The US drew the line on helping Lehman, which is filing for bankruptcy
Europe's major central banks are moving to calm volatile markets by providing more cash to money-starved banks in the wake of Lehman Brothers Holdings' decision to seek bankruptcy protection.
In early trading on Monday, Sept. 15, share markets across Europe -- including the German DAX, Paris Bourse and London Stock Exchange -- plummeted in response to snowballing problems in the US financial sector.
Banking shares were hardest hit on news that Wall Street investment giant Lehman Brothers would declare Chapter 11 bankruptcy and that financial-services behemoth Merrill Lynch agreed to be taken over by Bank of America.
German ties to Lehman called "manageable"
Yet traders in Frankfurt said there was no panic on German markets. Investors understood that the US government could not step in to bail out every bank that had overreached itself in mortgage market speculation, they said.
Lehman CEO Richard Fuld tried hard to save his firm
Furthermore, in a bid to calm markets, the German Finance Ministry said Monday that the link between the nation's banks and the collapsed Lehman are "manageable and can be dealt with."
It added that it was in close contact with its international partners.
"The ties of German banks to Lehman Brothers Holding, which has filed for bankruptcy protection, are in a manageable range and can be dealt with," the ministry said in a joint statement with the BaFin marker regulator and the central Bundesbank.
The three are in close contact with the country's banks as well as with international partners and "are watching very closely further developments on national and international markets," the statement said.
ECB moves to reassure markets

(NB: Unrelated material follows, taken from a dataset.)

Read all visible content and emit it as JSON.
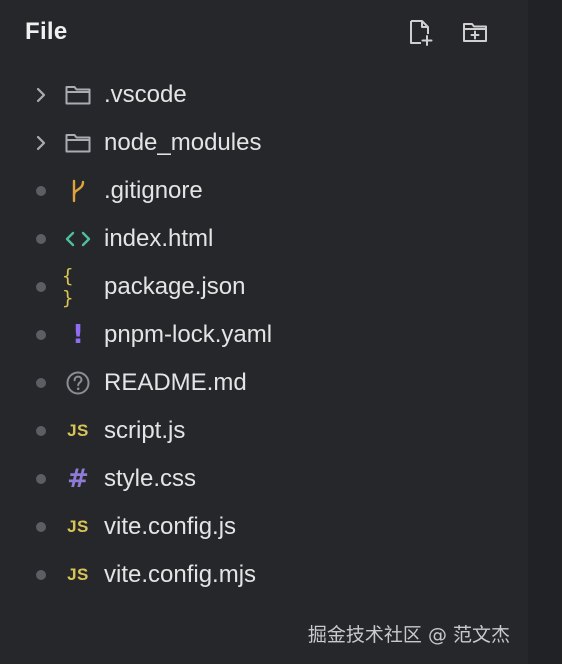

Lehman Brothers announced it was filing for bankruptcy early Monday, prompting the US Federal Reserve and major global banks to shore up financial markets.
The US bank crisis has had DAX traders scrambling
In a brief statement on Monday, the European Central Bank -- the central bank for the 15 countries that use the euro -- said it was watching money market conditions closely in the eurozone, after the US Federal Reserve said Sunday, Sept. 14, that it was taking measures to stabilize conditions on financial markets, including accepting a wider range of financial instruments as collateral.
"The ECB continues to closely monitor the conditions in the euro-area money market. The ECB stands ready to contribute to orderly conditions in the euro money market."
The Frankfurt-based ECB is calling for bids in one-day quick tender at a minimum rate of 4.25 percent.
The Bank of England in London says it is offering up to 5 billion pounds (nearly $9 billion, or 6.4 billion euros) in a three-day auction while the Zurich-based Swiss National Bank says it is also providing liquidity at an overnight rate of 1.9 percent.
ECB will help keep "orderly conditions" on the market
Frantic negotiations throughout the weekend failed to produce a buyer for the venerable Lehman Brothers, leading to the bankruptcy plans.
Merrill Lynch takeover
Furthermore, in a deal announced late Sunday, Merrill Lynch & Co, a stock brokerage and investment bank, agreed to be bought out by Bank of America Corp for $50 billion in stock.
The Lehman collapse follows more than a year of turmoil arising from the collapse of the US housing bubble and a high rate of mortgage defaults, which undermined Wall Street's market for mortgage-backed securities.